The records below are to be written out again, exactly as they appear.

#### Working data ####

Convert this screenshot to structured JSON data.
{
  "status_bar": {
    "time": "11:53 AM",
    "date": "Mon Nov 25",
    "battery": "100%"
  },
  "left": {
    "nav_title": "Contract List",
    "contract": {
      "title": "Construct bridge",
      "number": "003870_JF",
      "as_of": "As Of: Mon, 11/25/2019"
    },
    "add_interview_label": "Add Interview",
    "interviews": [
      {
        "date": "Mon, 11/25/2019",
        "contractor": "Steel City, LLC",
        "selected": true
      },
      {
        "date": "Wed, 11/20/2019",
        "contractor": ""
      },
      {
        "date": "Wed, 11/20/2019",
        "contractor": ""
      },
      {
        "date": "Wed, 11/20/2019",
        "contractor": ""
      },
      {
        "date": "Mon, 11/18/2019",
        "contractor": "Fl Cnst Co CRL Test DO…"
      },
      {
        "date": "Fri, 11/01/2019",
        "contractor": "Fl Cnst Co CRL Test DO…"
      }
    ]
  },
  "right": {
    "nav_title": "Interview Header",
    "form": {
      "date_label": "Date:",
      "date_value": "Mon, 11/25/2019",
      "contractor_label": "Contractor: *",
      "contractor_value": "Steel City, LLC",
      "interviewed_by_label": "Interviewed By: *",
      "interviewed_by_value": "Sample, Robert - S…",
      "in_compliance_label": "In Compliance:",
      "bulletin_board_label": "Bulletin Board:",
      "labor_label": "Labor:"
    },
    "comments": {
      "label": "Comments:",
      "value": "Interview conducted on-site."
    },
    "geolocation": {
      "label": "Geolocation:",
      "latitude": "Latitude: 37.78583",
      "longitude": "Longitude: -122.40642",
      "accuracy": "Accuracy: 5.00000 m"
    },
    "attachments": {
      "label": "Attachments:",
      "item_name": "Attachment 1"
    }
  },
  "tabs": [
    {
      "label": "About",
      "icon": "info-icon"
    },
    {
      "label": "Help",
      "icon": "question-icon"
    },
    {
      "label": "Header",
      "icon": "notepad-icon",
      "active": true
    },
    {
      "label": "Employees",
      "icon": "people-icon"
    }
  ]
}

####

> **Answer to this problem**:
Convert this screenshot to structured JSON data.
{
  "status_bar": {
    "time": "11:53 AM",
    "date": "Mon Nov 25",
    "battery": "100%"
  },
  "left": {
    "nav_title": "Contract List",
    "contract": {
      "title": "Construct bridge",
      "number": "003870_JF",
      "as_of": "As Of: Mon, 11/25/2019"
    },
    "add_interview_label": "Add Interview",
    "interviews": [
      {
        "date": "Mon, 11/25/2019",
        "contractor": "Steel City, LLC",
        "selected": true
      },
      {
        "date": "Wed, 11/20/2019",
        "contractor": ""
      },
      {
        "date": "Wed, 11/20/2019",
        "contractor": ""
      },
      {
        "date": "Wed, 11/20/2019",
        "contractor": ""
      },
      {
        "date": "Mon, 11/18/2019",
        "contractor": "Fl Cnst Co CRL Test DO…"
      },
      {
        "date": "Fri, 11/01/2019",
        "contractor": "Fl Cnst Co CRL Test DO…"
      }
    ]
  },
  "right": {
    "nav_title": "Interview Header",
    "form": {
      "date_label": "Date:",
      "date_value": "Mon, 11/25/2019",
      "contractor_label": "Contractor: *",
      "contractor_value": "Steel City, LLC",
      "interviewed_by_label": "Interviewed By: *",
      "interviewed_by_value": "Sample, Robert - S…",
      "in_compliance_label": "In Compliance:",
      "bulletin_board_label": "Bulletin Board:",
      "labor_label": "Labor:"
    },
    "comments": {
      "label": "Comments:",
      "value": "Interview conducted on-site."
    },
    "geolocation": {
      "label": "Geolocation:",
      "latitude": "Latitude: 37.78583",
      "longitude": "Longitude: -122.40642",
      "accuracy": "Accuracy: 5.00000 m"
    },
    "attachments": {
      "label": "Attachments:",
      "item_name": "Attachment 1"
    }
  },
  "tabs": [
    {
      "label": "About",
      "icon": "info-icon"
    },
    {
      "label": "Help",
      "icon": "question-icon"
    },
    {
      "label": "Header",
      "icon": "notepad-icon",
      "active": true
    },
    {
      "label": "Employees",
      "icon": "people-icon"
    }
  ]
}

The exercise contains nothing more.